Tomorrow’s Auckland Council meeting to consider terms of reference for deciding the future of Ports of Auckland will hopefully mark a step to building a better Auckland.
“I would like to think that we are finally at a point of beginning some serious work to look at the short and long-term future of the Port,” said Auckland Chamber of Commerce head Michael Barnett.
An ‘all in’ agenda is required, he said, including:
- The Port’s ownership model – Auckland is one of the few cities with a 100% port ownership in which they are both regulator and sole profit taker. Cities in Australia and UK have moved to a landlord model where they lease the port land to a private port company with many cities also increasing revenue by having shares in the company.
- Co-management model – Working with Tauranga and North Port in Whangarei to provide an upper North Island port service.
- Improving access to the Port – e.g. would investing in a dedicated rail line between Port and its inland facility at Wiri, help address the concern over the build-up of cargo on the wharves? Should the long-planned Grafton Gully truck access route to the Port proceed?
- The Port’s footprint – If the Port configuration is limited against Auckland’s continuing growth what will this do to Council’s ability to increase its revenue from the port. If Council retains 100% ownership, will it be content to limit the return it can get from the Port?
- The Port’s customers – At present around 75% of the cargo the Port handles goes to-or-from customers located within 35 kilometres of the Port. This represents many thousands of jobs and huge value to the Auckland economy. Do we want to put this at risk?

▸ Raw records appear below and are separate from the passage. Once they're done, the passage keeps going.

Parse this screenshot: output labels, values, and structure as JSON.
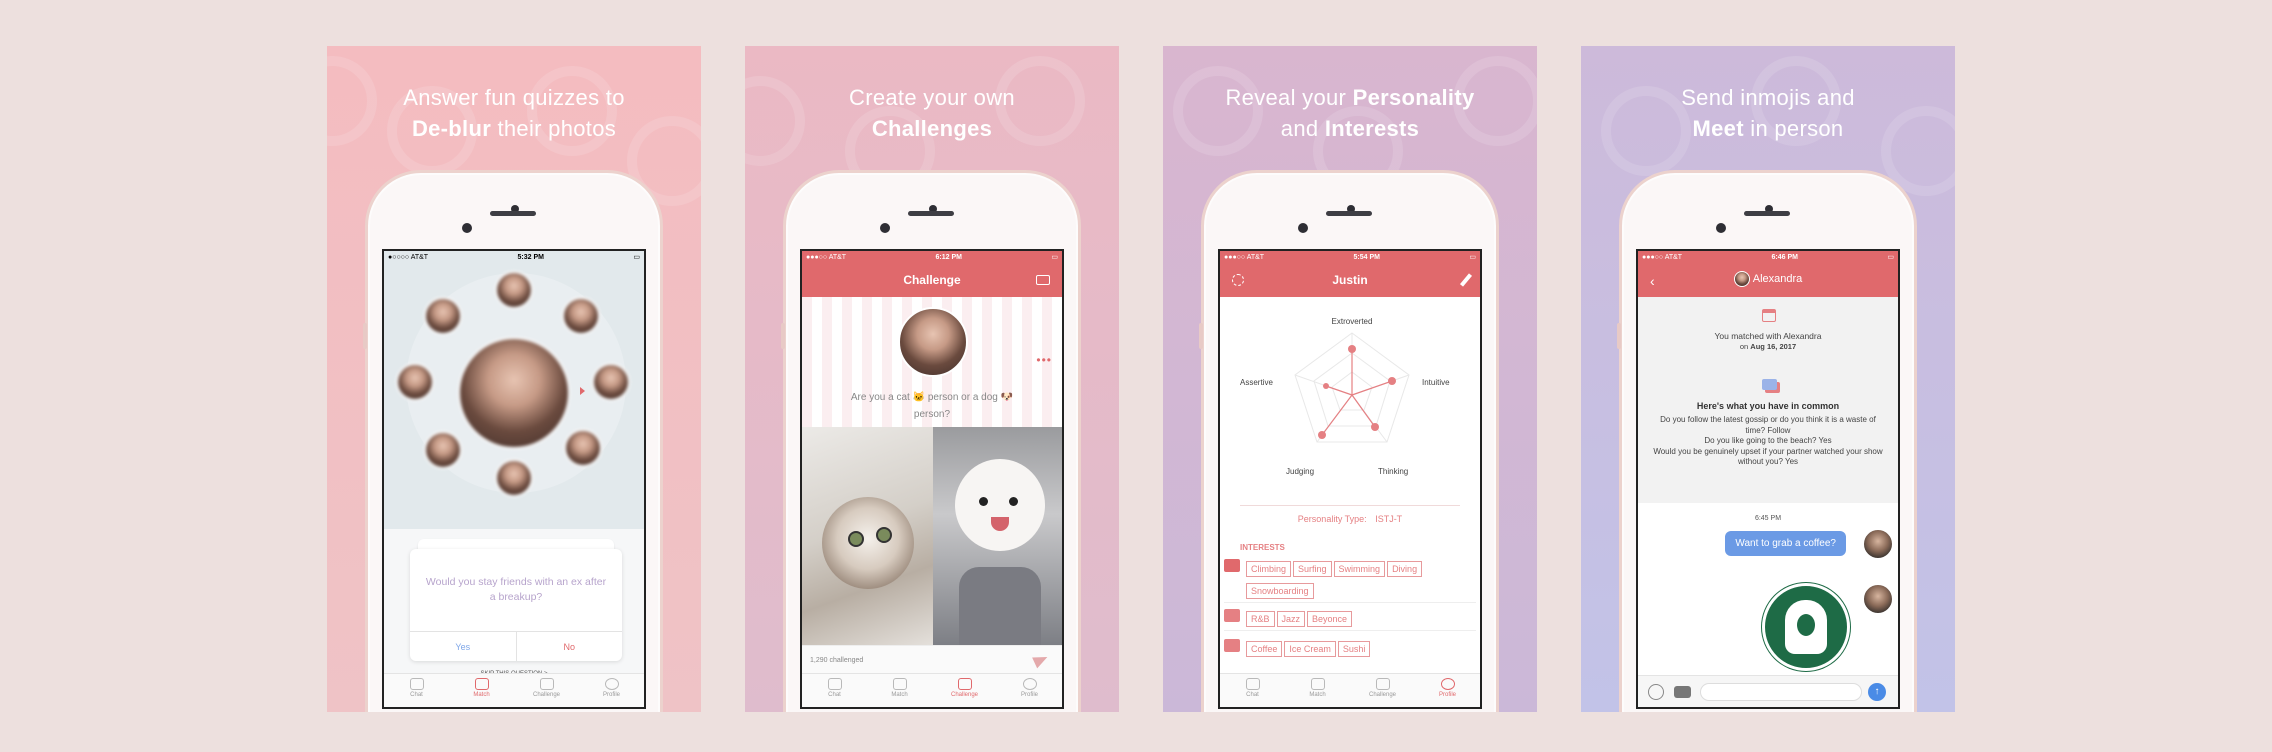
{
  "panels": [
    {
      "caption_line1_pre": "Answer fun quizzes to",
      "caption_line2_bold": "De-blur",
      "caption_line2_rest": " their photos",
      "status": {
        "carrier": "●○○○○ AT&T",
        "time": "5:32 PM"
      },
      "question": "Would you stay friends with an ex after a breakup?",
      "yes": "Yes",
      "no": "No",
      "skip": "SKIP THIS QUESTION >",
      "active_tab": "Match"
    },
    {
      "caption_line1_pre": "Create your own",
      "caption_line2_bold": "Challenges",
      "caption_line2_rest": "",
      "status": {
        "carrier": "●●●○○ AT&T",
        "time": "6:12 PM"
      },
      "nav_title": "Challenge",
      "prompt": "Are you a cat 🐱 person or a dog 🐶 person?",
      "challenged": "1,290 challenged",
      "active_tab": "Challenge"
    },
    {
      "caption_line1_pre": "Reveal your ",
      "caption_line1_bold": "Personality",
      "caption_line2_pre": "and ",
      "caption_line2_bold": "Interests",
      "status": {
        "carrier": "●●●○○ AT&T",
        "time": "5:54 PM"
      },
      "nav_title": "Justin",
      "radar_labels": [
        "Extroverted",
        "Intuitive",
        "Thinking",
        "Judging",
        "Assertive"
      ],
      "personality_label": "Personality Type:",
      "personality_value": "ISTJ-T",
      "interests_header": "INTERESTS",
      "interest_groups": [
        [
          "Climbing",
          "Surfing",
          "Swimming",
          "Diving",
          "Snowboarding"
        ],
        [
          "R&B",
          "Jazz",
          "Beyonce"
        ],
        [
          "Coffee",
          "Ice Cream",
          "Sushi"
        ]
      ],
      "active_tab": "Profile"
    },
    {
      "caption_line1_pre": "Send inmojis and",
      "caption_line2_bold": "Meet",
      "caption_line2_rest": " in person",
      "status": {
        "carrier": "●●●○○ AT&T",
        "time": "6:46 PM"
      },
      "nav_title": "Alexandra",
      "matched_text": "You matched with Alexandra",
      "matched_date_pre": "on",
      "matched_date": "Aug 16, 2017",
      "common_title": "Here's what you have in common",
      "common_body": "Do you follow the latest gossip or do you think it is a waste of time? Follow\nDo you like going to the beach? Yes\nWould you be genuinely upset if your partner watched your show without you? Yes",
      "msg_time": "6:45 PM",
      "message": "Want to grab a coffee?"
    }
  ],
  "tabs": [
    "Chat",
    "Match",
    "Challenge",
    "Profile"
  ],
  "colors": {
    "accent": "#e0696c",
    "blue": "#6b9ae5"
  }
}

- Re-location – What would the benefit-cost be long-term to Auckland of a Port relocation scenario? And if so, where to?
These are some of the absolutes that Auckland wants and needs to address in respect of the Port’s short and long-term future, said Mr Barnett. “This is not about branding the Port as the bad guys for wanting to get on with developing the Port’s capacity. We need an efficient, customer-focused Port - a lot of Auckland businesses and jobs depend on it.”
“We shouldn’t be pushing each other into corners over this debate. It’s Auckland’s future that is on the line. We need to be patient with each other and seek an all-encompassing solution.”